Sanders and Rep. Omar ‘share a common link’ as children of immigrants
“He [Trump] is trying to divide us up. We are going to bring our people together—Black and White and Latino, Native American and Asian American, gay and straight, native-born and immigrant. We are going to bring our people together around an agenda that works for us all, not just the one percent!” shouted Democratic Party presidential candidate and Vermont Senator Bernie Sanders in his speech at a nearly packed house in Williams Arena on the University of Minnesota Twin Cities campus Sunday night, November 3.
“What we are building is a multi-racial, multi-generational, working-class movement,” Sanders told the crowd. “We are all in this together, and we must all be prepared to fight for everyone who is struggling,” he said. “We must be willing to fight for the 50% of American families who live paycheck to paycheck.”
The Vermont liberal touched on practically every progressive talking point, including student debt cancellation, ending homelessness, raising wages, taxing the rich, Medicare For All, and creating a less phobic and more tolerant America.
“We are going to pass the most comprehensive housing bill in the history of this country,” Sanders said. “We will build up to 10 million new housing units. We will eliminate homelessness. We will fight gentrification. We will create a national rent control standard.”
“Get up, stand up, stand up for your rights,” sang New Power Generation before the candidate appeared. The rally was a bit raucous, resembling more a revival than a political event, with Sanders doing the preaching, New Power Generation leading the singing, and the audience doing a bit of call and response.
He even gave a nod to former Minnesota Senator Paul Wellstone, promising to pick up where the deceased congressman left off. “We are going to implement that progressive agenda that Paul spent his life fighting for,” he said.
Across the street, a mix of Trump supporters and far-right groups, including a conservative Christian group that shouted “Rebellion is the product of witchcraft,” tried to get the attention of Sanders’ supporters as they waited to file into the auditorium after being hi-fived by passionate Sanders volunteers.
Representative Ilhan Omar introduced the candidate to rousing cheers. Pushing back on the divisive rhetoric of the Trump campaign, she reminded the audience that “Here in our district, the Hmong community, the Black community, the Jewish community, the Muslim community, and every other live side by side.”
Omar had come under criticism recently for sitting out a symbolic U.S. congressional vote that recognized genocide committed between 1915 and 1917 by Turkey against Armenians. But she answered her critics by saying she believes that there should be accountability for “all” genocides and ethnic cleansing, including the Atlantic slave trade and the genocide of Indians in the Americas.
She characterized the vote as an effort at “punishing our political foes,” implying that the vote was simply a means to take a dig at Turkey for its invasion of Kurdish-held areas in Northern Syria.
“Unlike Trump and his billionaire friends, we do not worship greed, selfishness and corruption,” Sanders said.
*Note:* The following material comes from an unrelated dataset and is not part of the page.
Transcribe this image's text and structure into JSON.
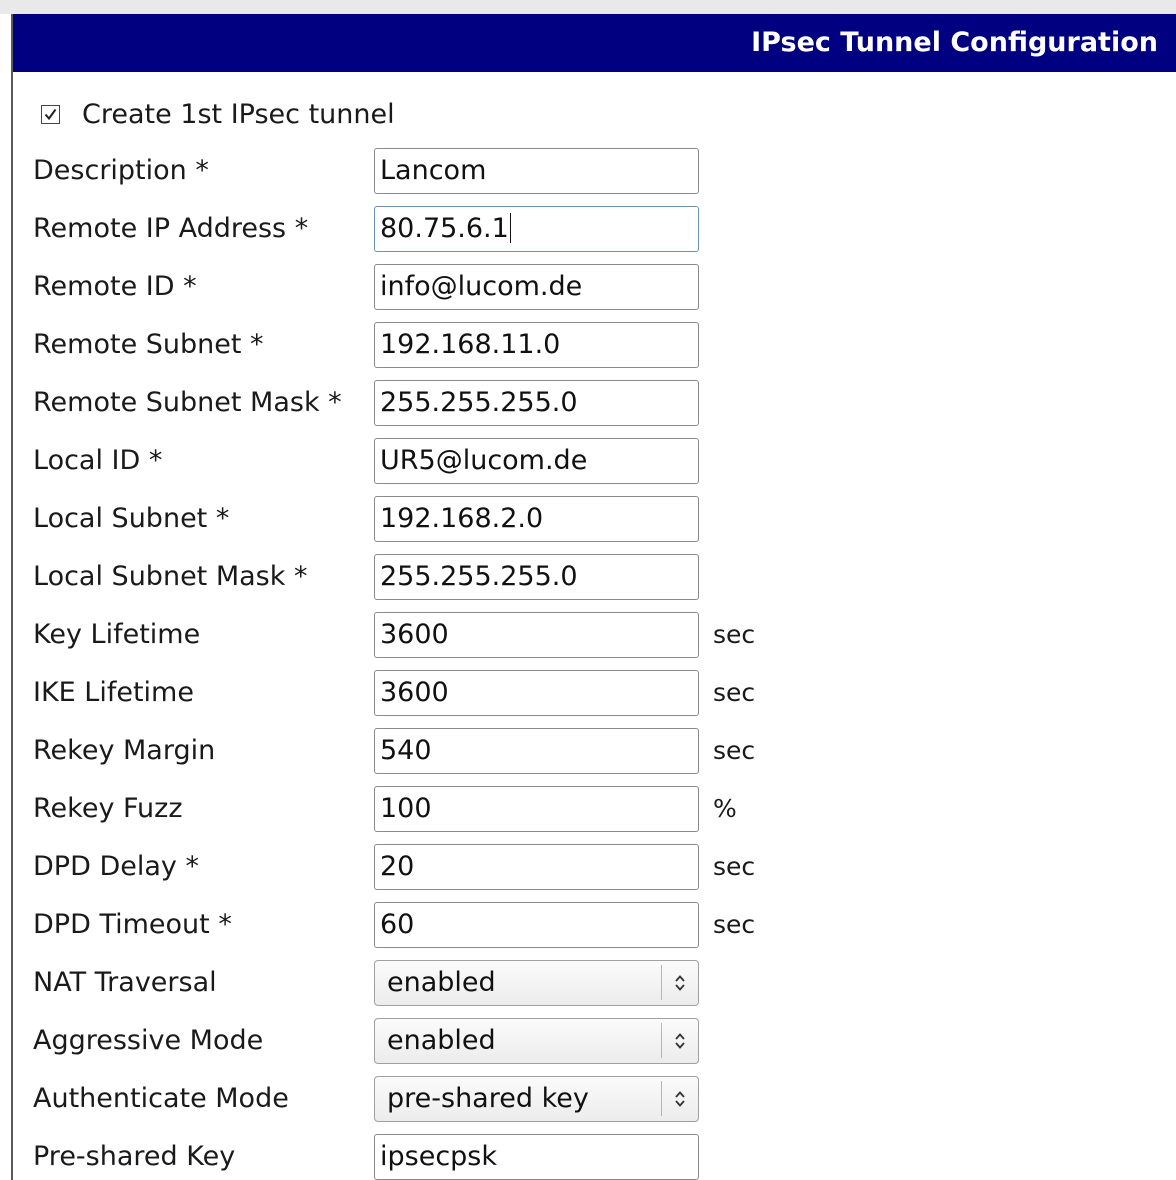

He promised that through his progressive taxation plan, which he aims to use to fund his progressive policies, he will make sure that the corporate elite and the wealthy will “begin to pay their fair share.”
As the Senator listed Trump phobias, calling the president homophobic and xenophobic among other things, the crowd booed. When he called Trump racist they booed louder yet, even the children in the crowd, including three little five-year-old Black girls dressed in pink tutus and pink stockings with blue headscarves.
Referring to Omar, Sanders pointed out that no member of Congress “has been subjected to more vitriolic, more hate-filled, more racist attacks from Donald Trump and some of his supporters than this extraordinarily brave congresswoman.”
The candidate called for unity throughout his speech and reminded his audience that they have more in common than they think. The venue was decorated with signs declaring, “Not Me, Us.” He also acknowledged that he and the Minneapolis-based congresswoman share similar backgrounds though he is Jewish and she is Somali African and Black.
“People say Ilhan and I make an odd political couple, but, in fact, there’s nothing odd about it,” said Sanders. “Ilhan and I share a common link as the descendants of families who fled violence and poverty and who came to this country as immigrants.”
Sanders is the child of Jewish refugees. Omar’s family spent time in a refugee camp in Kenya before emigrating to the U.S.
While Sanders stumbled when it came to the Black vote in 2016, he seems to have gained some popularity, especially among younger African Americans. According to a recent poll by Morning Consult, the 78-year-old candidate is the favorite of Black millennials.